[Task directions] Only a number is wanted here: the count of lines in the entries below that include the word "name".

[Data records]
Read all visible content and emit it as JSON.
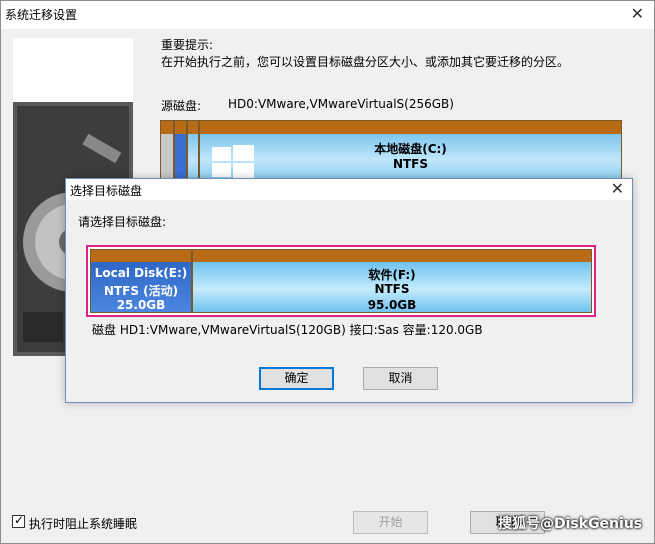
{
  "window": {
    "title": "系统迁移设置"
  },
  "hint": {
    "title": "重要提示:",
    "text": "在开始执行之前，您可以设置目标磁盘分区大小、或添加其它要迁移的分区。"
  },
  "source": {
    "label": "源磁盘:",
    "value": "HD0:VMware,VMwareVirtualS(256GB)",
    "partition_c": {
      "name": "本地磁盘(C:)",
      "fs": "NTFS"
    }
  },
  "dialog": {
    "title": "选择目标磁盘",
    "prompt": "请选择目标磁盘:",
    "partitions": [
      {
        "name": "Local Disk(E:)",
        "fs": "NTFS (活动)",
        "size": "25.0GB"
      },
      {
        "name": "软件(F:)",
        "fs": "NTFS",
        "size": "95.0GB"
      }
    ],
    "disk_info": "磁盘 HD1:VMware,VMwareVirtualS(120GB)  接口:Sas  容量:120.0GB",
    "ok": "确定",
    "cancel": "取消"
  },
  "footer": {
    "checkbox_label": "执行时阻止系统睡眠",
    "checkbox_checked": true,
    "start": "开始",
    "cancel_partial": "取消"
  },
  "watermark": "搜狐号@DiskGenius",
  "colors": {
    "partition_cap": "#b86a14",
    "selection_border": "#e0208a",
    "accent": "#0078d7"
  }
}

[Response area] 3